Brief: Which lines in the records below contain the word "active"? Copy each one out.

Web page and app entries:
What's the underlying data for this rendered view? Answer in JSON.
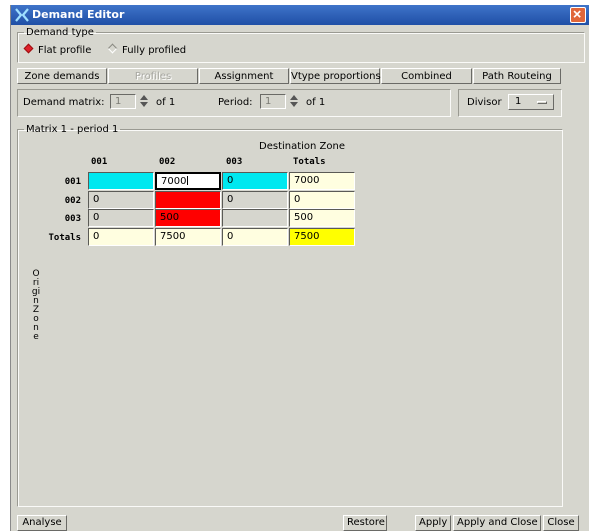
{
  "window": {
    "title": "Demand Editor"
  },
  "demand_type": {
    "legend": "Demand type",
    "options": [
      {
        "label": "Flat profile",
        "selected": true
      },
      {
        "label": "Fully profiled",
        "selected": false
      }
    ]
  },
  "tabs": [
    {
      "label": "Zone demands",
      "state": "active"
    },
    {
      "label": "Profiles",
      "state": "disabled"
    },
    {
      "label": "Assignment",
      "state": "normal"
    },
    {
      "label": "Vtype proportions",
      "state": "normal"
    },
    {
      "label": "Combined",
      "state": "normal"
    },
    {
      "label": "Path Routeing",
      "state": "normal"
    }
  ],
  "controls": {
    "demand_matrix_label": "Demand matrix:",
    "demand_matrix_value": "1",
    "demand_matrix_of": "of 1",
    "period_label": "Period:",
    "period_value": "1",
    "period_of": "of 1",
    "divisor_label": "Divisor",
    "divisor_value": "1"
  },
  "matrix": {
    "legend": "Matrix 1 - period 1",
    "destination_label": "Destination Zone",
    "origin_label": "Origin Zone",
    "columns": [
      "001",
      "002",
      "003",
      "Totals"
    ],
    "rows": [
      {
        "label": "001",
        "cells": [
          "",
          "7000",
          "0",
          "7000"
        ]
      },
      {
        "label": "002",
        "cells": [
          "0",
          "",
          "0",
          "0"
        ]
      },
      {
        "label": "003",
        "cells": [
          "0",
          "500",
          "",
          "500"
        ]
      },
      {
        "label": "Totals",
        "cells": [
          "0",
          "7500",
          "0",
          "7500"
        ]
      }
    ],
    "colors": {
      "cyan": "#00e8f0",
      "red": "#ff0000",
      "yellow": "#ffff00",
      "totals_bg": "#fffee0",
      "grey": "#d6d6ce",
      "edit_bg": "#ffffff"
    }
  },
  "buttons": {
    "analyse": "Analyse",
    "restore": "Restore",
    "apply": "Apply",
    "apply_close": "Apply and Close",
    "close": "Close"
  }
}
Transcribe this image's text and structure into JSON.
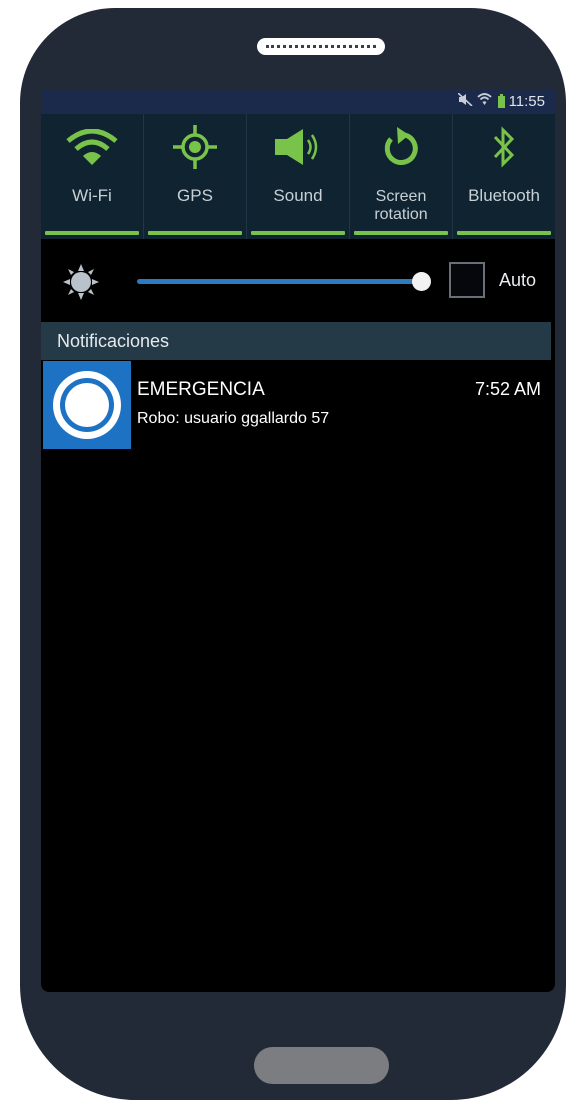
{
  "status_bar": {
    "time": "11:55",
    "icons": [
      "mute-icon",
      "wifi-icon",
      "battery-icon"
    ]
  },
  "quick_settings": [
    {
      "label": "Wi-Fi",
      "icon": "wifi-icon",
      "enabled": true
    },
    {
      "label": "GPS",
      "icon": "gps-icon",
      "enabled": true
    },
    {
      "label": "Sound",
      "icon": "sound-icon",
      "enabled": true
    },
    {
      "label": "Screen rotation",
      "icon": "rotation-icon",
      "enabled": true
    },
    {
      "label": "Bluetooth",
      "icon": "bluetooth-icon",
      "enabled": true
    }
  ],
  "brightness": {
    "icon": "brightness-icon",
    "level": 0.98,
    "auto_label": "Auto",
    "auto_checked": false
  },
  "notifications": {
    "header": "Notificaciones",
    "items": [
      {
        "title": "EMERGENCIA",
        "time": "7:52 AM",
        "text": "Robo: usuario ggallardo 57",
        "icon": "app-ring-icon"
      }
    ]
  },
  "colors": {
    "accent_green": "#79c34a",
    "slider_blue": "#2c7bbf",
    "app_icon_blue": "#1e72c4",
    "phone_body": "#232a37"
  }
}
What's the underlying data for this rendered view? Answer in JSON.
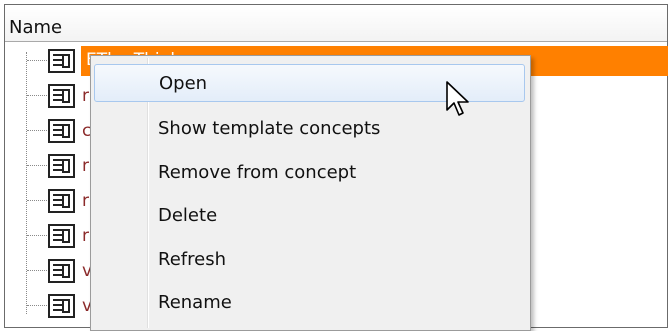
{
  "tree": {
    "column_header": "Name",
    "rows": [
      {
        "icon": "document-icon",
        "text": "EThe Thinke"
      },
      {
        "icon": "document-icon",
        "text": "r"
      },
      {
        "icon": "document-icon",
        "text": "c"
      },
      {
        "icon": "document-icon",
        "text": "r"
      },
      {
        "icon": "document-icon",
        "text": "r"
      },
      {
        "icon": "document-icon",
        "text": "r"
      },
      {
        "icon": "document-icon",
        "text": "v"
      },
      {
        "icon": "document-icon",
        "text": "v"
      }
    ],
    "selected_color": "#ff8000"
  },
  "context_menu": {
    "items": [
      {
        "label": "Open"
      },
      {
        "label": "Show template concepts"
      },
      {
        "label": "Remove from concept"
      },
      {
        "label": "Delete"
      },
      {
        "label": "Refresh"
      },
      {
        "label": "Rename"
      }
    ],
    "hovered_item": "Open"
  },
  "cursor": {
    "icon": "arrow-cursor-icon"
  }
}
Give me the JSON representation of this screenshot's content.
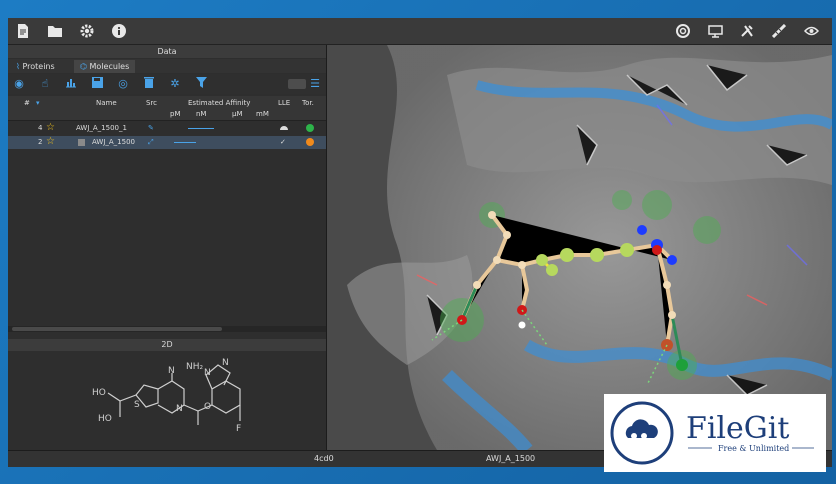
{
  "panel": {
    "title": "Data",
    "tabs": [
      {
        "label": "Proteins"
      },
      {
        "label": "Molecules"
      }
    ],
    "twod_title": "2D"
  },
  "table": {
    "headers": {
      "num": "#",
      "name": "Name",
      "src": "Src",
      "affinity": "Estimated Affinity",
      "lle": "LLE",
      "tor": "Tor."
    },
    "units": [
      "pM",
      "nM",
      "µM",
      "mM"
    ],
    "rows": [
      {
        "num": "4",
        "name": "AWJ_A_1500_1",
        "tor_color": "#2db34a"
      },
      {
        "num": "2",
        "name": "AWJ_A_1500",
        "tor_color": "#f08a1c"
      }
    ]
  },
  "molecule2d": {
    "atoms": {
      "oh1": "HO",
      "oh2": "HO",
      "nh2": "NH₂",
      "n1": "N",
      "n2": "N",
      "n3": "N",
      "n4": "N",
      "s": "S",
      "o": "O",
      "f": "F"
    }
  },
  "status": {
    "protein": "4cd0",
    "ligand": "AWJ_A_1500"
  },
  "logo": {
    "name": "FileGit",
    "tagline": "Free & Unlimited"
  },
  "colors": {
    "accent": "#4aa3e8",
    "frame": "#1a6fb5",
    "selected_row": "#3e4d5e"
  }
}
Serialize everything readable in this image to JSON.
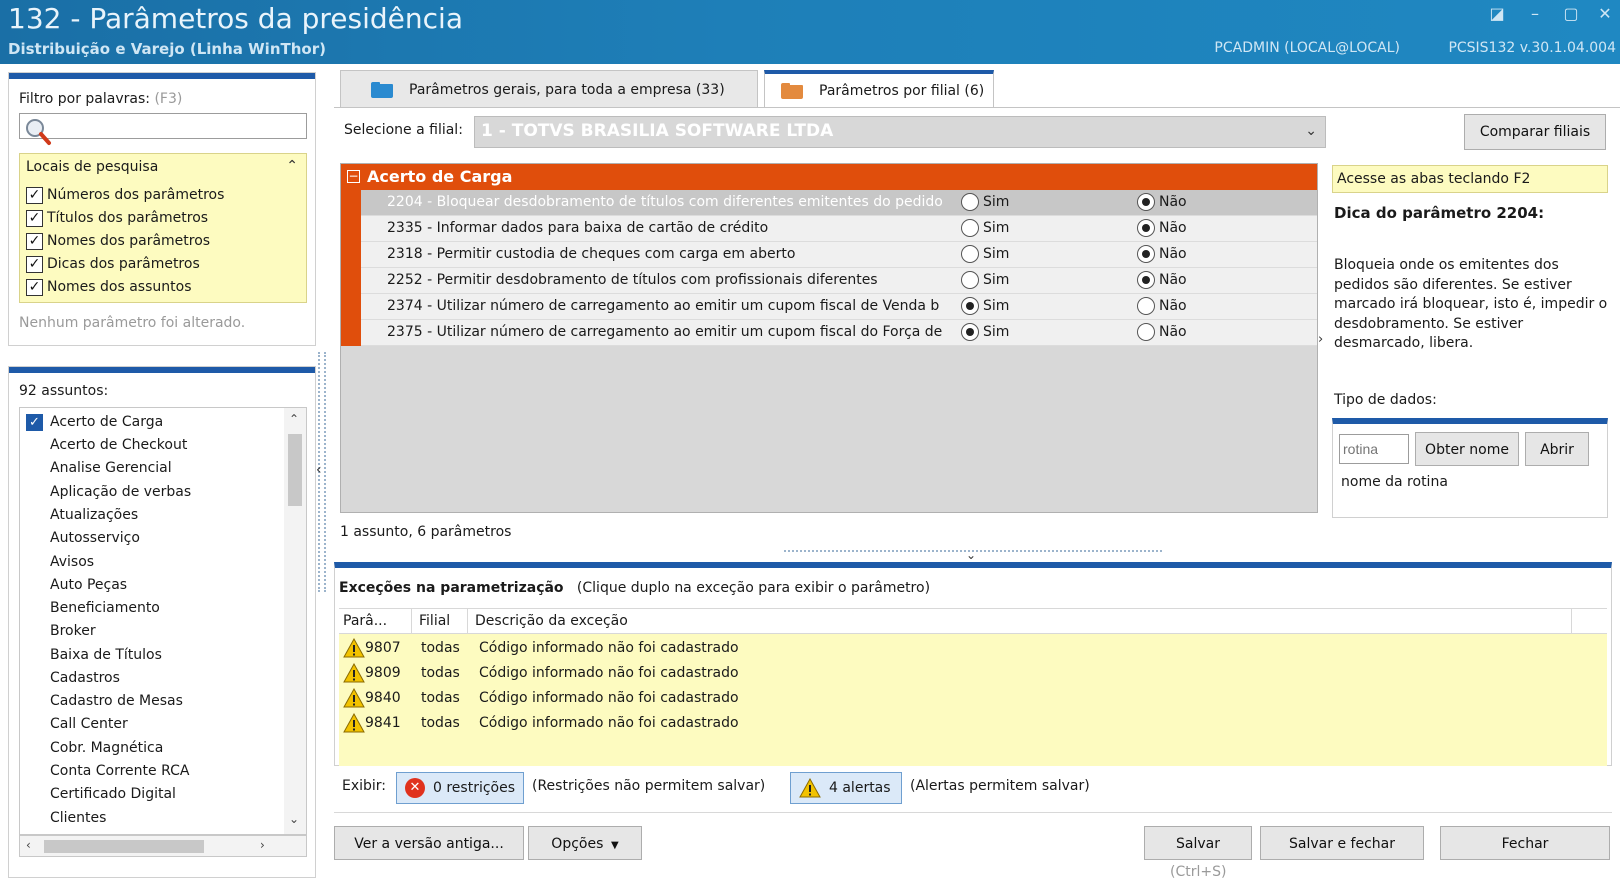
{
  "window": {
    "title": "132 - Parâmetros da presidência",
    "subtitle": "Distribuição e Varejo (Linha WinThor)",
    "user": "PCADMIN (LOCAL@LOCAL)",
    "version": "PCSIS132  v.30.1.04.004"
  },
  "filter": {
    "label": "Filtro por palavras:",
    "hint": "(F3)",
    "search_value": "",
    "locais_title": "Locais de pesquisa",
    "options": [
      {
        "label": "Números dos parâmetros",
        "checked": true
      },
      {
        "label": "Títulos dos parâmetros",
        "checked": true
      },
      {
        "label": "Nomes dos parâmetros",
        "checked": true
      },
      {
        "label": "Dicas dos parâmetros",
        "checked": true
      },
      {
        "label": "Nomes dos assuntos",
        "checked": true
      }
    ],
    "no_change": "Nenhum parâmetro foi alterado."
  },
  "assuntos": {
    "count_label": "92 assuntos:",
    "items": [
      "Acerto de Carga",
      "Acerto de Checkout",
      "Analise Gerencial",
      "Aplicação de verbas",
      "Atualizações",
      "Autosserviço",
      "Avisos",
      "Auto Peças",
      "Beneficiamento",
      "Broker",
      "Baixa de Títulos",
      "Cadastros",
      "Cadastro de Mesas",
      "Call Center",
      "Cobr. Magnética",
      "Conta Corrente RCA",
      "Certificado Digital",
      "Clientes"
    ]
  },
  "tabs": [
    {
      "label": "Parâmetros gerais, para toda a empresa  (33)",
      "active": false
    },
    {
      "label": "Parâmetros por filial  (6)",
      "active": true
    }
  ],
  "filial": {
    "label": "Selecione a filial:",
    "value": "1 - TOTVS BRASILIA SOFTWARE LTDA",
    "compare_label": "Comparar filiais"
  },
  "params": {
    "group": "Acerto de Carga",
    "yes_label": "Sim",
    "no_label": "Não",
    "rows": [
      {
        "desc": "2204 - Bloquear desdobramento de títulos com diferentes emitentes do pedido",
        "value": "no",
        "selected": true
      },
      {
        "desc": "2335 - Informar dados para baixa de cartão de crédito",
        "value": "no",
        "selected": false
      },
      {
        "desc": "2318 - Permitir custodia de cheques com carga em aberto",
        "value": "no",
        "selected": false
      },
      {
        "desc": "2252 - Permitir desdobramento de títulos com profissionais diferentes",
        "value": "no",
        "selected": false
      },
      {
        "desc": "2374 - Utilizar número de carregamento ao emitir um cupom fiscal de Venda b",
        "value": "yes",
        "selected": false
      },
      {
        "desc": "2375 - Utilizar número de carregamento ao emitir um cupom fiscal do Força de",
        "value": "yes",
        "selected": false
      }
    ],
    "footer": "1 assunto, 6 parâmetros"
  },
  "help": {
    "hint": "Acesse as abas teclando F2",
    "title": "Dica do parâmetro 2204:",
    "text": "Bloqueia onde os emitentes dos pedidos são diferentes. Se estiver marcado irá bloquear, isto é, impedir o desdobramento. Se estiver desmarcado, libera.",
    "type_label": "Tipo de dados:",
    "rotina_placeholder": "rotina",
    "obter_label": "Obter nome",
    "abrir_label": "Abrir",
    "rotina_name": "nome da rotina"
  },
  "exceptions": {
    "title": "Exceções na parametrização",
    "subtitle": "(Clique duplo na exceção para exibir o parâmetro)",
    "columns": [
      "Parâ...",
      "Filial",
      "Descrição da exceção"
    ],
    "rows": [
      {
        "param": "9807",
        "filial": "todas",
        "desc": "Código informado não foi cadastrado"
      },
      {
        "param": "9809",
        "filial": "todas",
        "desc": "Código informado não foi cadastrado"
      },
      {
        "param": "9840",
        "filial": "todas",
        "desc": "Código informado não foi cadastrado"
      },
      {
        "param": "9841",
        "filial": "todas",
        "desc": "Código informado não foi cadastrado"
      }
    ],
    "exibir_label": "Exibir:",
    "restr_label": "0 restrições",
    "restr_note": "(Restrições não permitem salvar)",
    "alert_label": "4 alertas",
    "alert_note": "(Alertas permitem salvar)"
  },
  "buttons": {
    "ver": "Ver a versão antiga...",
    "opcoes": "Opções",
    "salvar": "Salvar",
    "salvar_fechar": "Salvar e fechar",
    "fechar": "Fechar",
    "shortcut": "(Ctrl+S)"
  },
  "colors": {
    "accent": "#1e5aa8",
    "group": "#e04e0c",
    "highlight": "#fdfbc0"
  }
}
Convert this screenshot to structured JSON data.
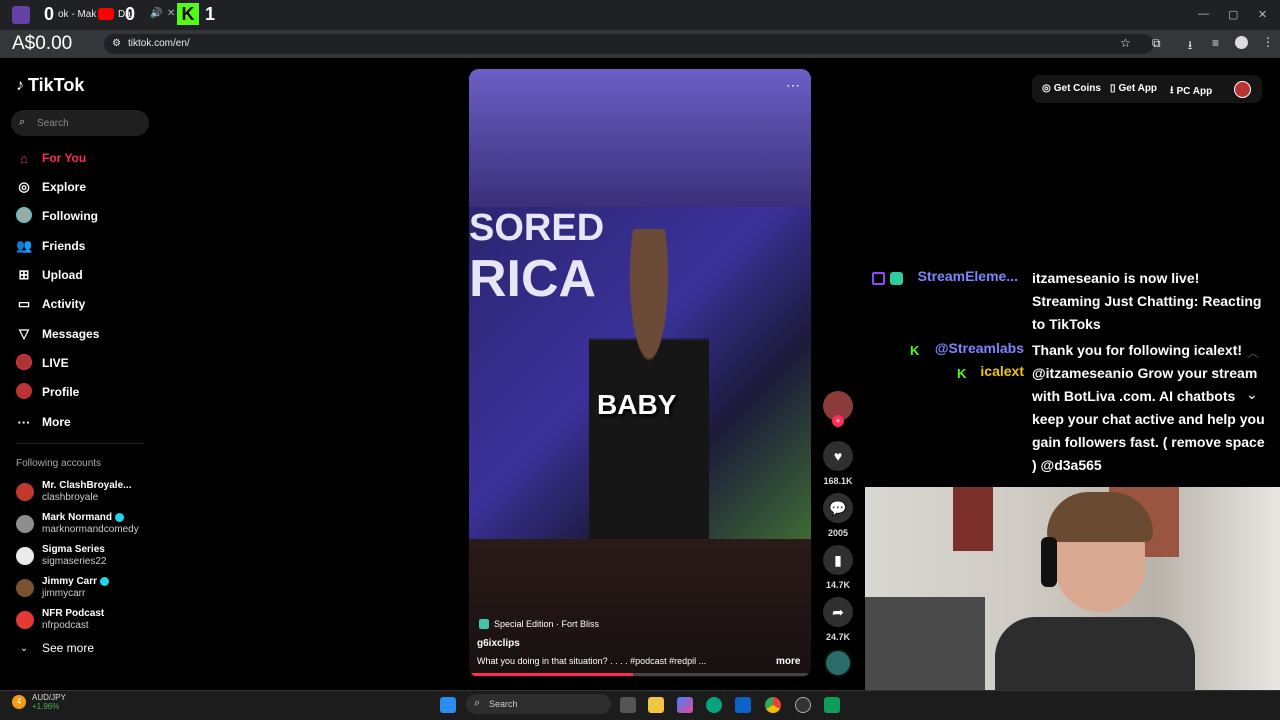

Answer to this task:
      "state": "active"
      "active": false
      "active": true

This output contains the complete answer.